→ **Your instructions**
The complete data, repeated exactly, should form your response.

(Dataset rows for apps and sites)
---*---

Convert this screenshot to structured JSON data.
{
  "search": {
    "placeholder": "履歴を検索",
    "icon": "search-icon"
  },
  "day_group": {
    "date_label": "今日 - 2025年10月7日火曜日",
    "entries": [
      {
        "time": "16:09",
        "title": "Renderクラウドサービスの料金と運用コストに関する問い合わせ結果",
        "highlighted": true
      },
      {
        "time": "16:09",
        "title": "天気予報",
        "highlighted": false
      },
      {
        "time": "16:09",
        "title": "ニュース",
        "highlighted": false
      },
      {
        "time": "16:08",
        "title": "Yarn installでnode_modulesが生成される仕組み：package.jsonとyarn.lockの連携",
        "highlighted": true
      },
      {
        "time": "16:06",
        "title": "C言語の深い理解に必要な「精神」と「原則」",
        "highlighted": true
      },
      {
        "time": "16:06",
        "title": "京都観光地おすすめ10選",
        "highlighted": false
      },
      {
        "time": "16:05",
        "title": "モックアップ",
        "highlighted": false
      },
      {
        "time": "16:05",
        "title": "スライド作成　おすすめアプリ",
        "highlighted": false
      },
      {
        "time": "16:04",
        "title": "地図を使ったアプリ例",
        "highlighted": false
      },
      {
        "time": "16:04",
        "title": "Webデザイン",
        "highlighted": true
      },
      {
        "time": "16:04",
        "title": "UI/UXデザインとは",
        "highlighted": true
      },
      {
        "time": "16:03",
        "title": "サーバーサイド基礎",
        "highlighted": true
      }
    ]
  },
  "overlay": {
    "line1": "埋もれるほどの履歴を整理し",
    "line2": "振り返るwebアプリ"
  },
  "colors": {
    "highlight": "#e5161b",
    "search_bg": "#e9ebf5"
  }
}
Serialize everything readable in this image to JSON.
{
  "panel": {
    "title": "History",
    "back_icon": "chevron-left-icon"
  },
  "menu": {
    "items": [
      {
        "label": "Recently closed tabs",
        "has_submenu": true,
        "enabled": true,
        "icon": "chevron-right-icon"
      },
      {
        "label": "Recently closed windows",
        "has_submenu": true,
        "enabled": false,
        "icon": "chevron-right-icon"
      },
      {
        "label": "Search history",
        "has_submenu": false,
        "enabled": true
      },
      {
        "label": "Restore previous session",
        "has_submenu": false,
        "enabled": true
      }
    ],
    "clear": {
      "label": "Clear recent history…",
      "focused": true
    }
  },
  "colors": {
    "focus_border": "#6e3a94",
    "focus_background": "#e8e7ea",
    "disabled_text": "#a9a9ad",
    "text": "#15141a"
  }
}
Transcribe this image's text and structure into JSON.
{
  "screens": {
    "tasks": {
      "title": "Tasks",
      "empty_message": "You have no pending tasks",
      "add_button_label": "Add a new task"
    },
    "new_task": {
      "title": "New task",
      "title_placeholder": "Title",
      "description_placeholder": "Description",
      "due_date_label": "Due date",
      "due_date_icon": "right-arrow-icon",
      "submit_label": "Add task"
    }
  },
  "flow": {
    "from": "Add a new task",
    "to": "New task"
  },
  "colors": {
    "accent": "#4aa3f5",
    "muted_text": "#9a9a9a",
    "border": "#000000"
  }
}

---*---

→ **Result of this task**
Convert this screenshot to structured JSON data.
{
  "search": {
    "placeholder": "履歴を検索",
    "icon": "search-icon"
  },
  "day_group": {
    "date_label": "今日 - 2025年10月7日火曜日",
    "entries": [
      {
        "time": "16:09",
        "title": "Renderクラウドサービスの料金と運用コストに関する問い合わせ結果",
        "highlighted": true
      },
      {
        "time": "16:09",
        "title": "天気予報",
        "highlighted": false
      },
      {
        "time": "16:09",
        "title": "ニュース",
        "highlighted": false
      },
      {
        "time": "16:08",
        "title": "Yarn installでnode_modulesが生成される仕組み：package.jsonとyarn.lockの連携",
        "highlighted": true
      },
      {
        "time": "16:06",
        "title": "C言語の深い理解に必要な「精神」と「原則」",
        "highlighted": true
      },
      {
        "time": "16:06",
        "title": "京都観光地おすすめ10選",
        "highlighted": false
      },
      {
        "time": "16:05",
        "title": "モックアップ",
        "highlighted": false
      },
      {
        "time": "16:05",
        "title": "スライド作成　おすすめアプリ",
        "highlighted": false
      },
      {
        "time": "16:04",
        "title": "地図を使ったアプリ例",
        "highlighted": false
      },
      {
        "time": "16:04",
        "title": "Webデザイン",
        "highlighted": true
      },
      {
        "time": "16:04",
        "title": "UI/UXデザインとは",
        "highlighted": true
      },
      {
        "time": "16:03",
        "title": "サーバーサイド基礎",
        "highlighted": true
      }
    ]
  },
  "overlay": {
    "line1": "埋もれるほどの履歴を整理し",
    "line2": "振り返るwebアプリ"
  },
  "colors": {
    "highlight": "#e5161b",
    "search_bg": "#e9ebf5"
  }
}
Serialize everything readable in this image to JSON.
{
  "panel": {
    "title": "History",
    "back_icon": "chevron-left-icon"
  },
  "menu": {
    "items": [
      {
        "label": "Recently closed tabs",
        "has_submenu": true,
        "enabled": true,
        "icon": "chevron-right-icon"
      },
      {
        "label": "Recently closed windows",
        "has_submenu": true,
        "enabled": false,
        "icon": "chevron-right-icon"
      },
      {
        "label": "Search history",
        "has_submenu": false,
        "enabled": true
      },
      {
        "label": "Restore previous session",
        "has_submenu": false,
        "enabled": true
      }
    ],
    "clear": {
      "label": "Clear recent history…",
      "focused": true
    }
  },
  "colors": {
    "focus_border": "#6e3a94",
    "focus_background": "#e8e7ea",
    "disabled_text": "#a9a9ad",
    "text": "#15141a"
  }
}
Transcribe this image's text and structure into JSON.
{
  "screens": {
    "tasks": {
      "title": "Tasks",
      "empty_message": "You have no pending tasks",
      "add_button_label": "Add a new task"
    },
    "new_task": {
      "title": "New task",
      "title_placeholder": "Title",
      "description_placeholder": "Description",
      "due_date_label": "Due date",
      "due_date_icon": "right-arrow-icon",
      "submit_label": "Add task"
    }
  },
  "flow": {
    "from": "Add a new task",
    "to": "New task"
  },
  "colors": {
    "accent": "#4aa3f5",
    "muted_text": "#9a9a9a",
    "border": "#000000"
  }
}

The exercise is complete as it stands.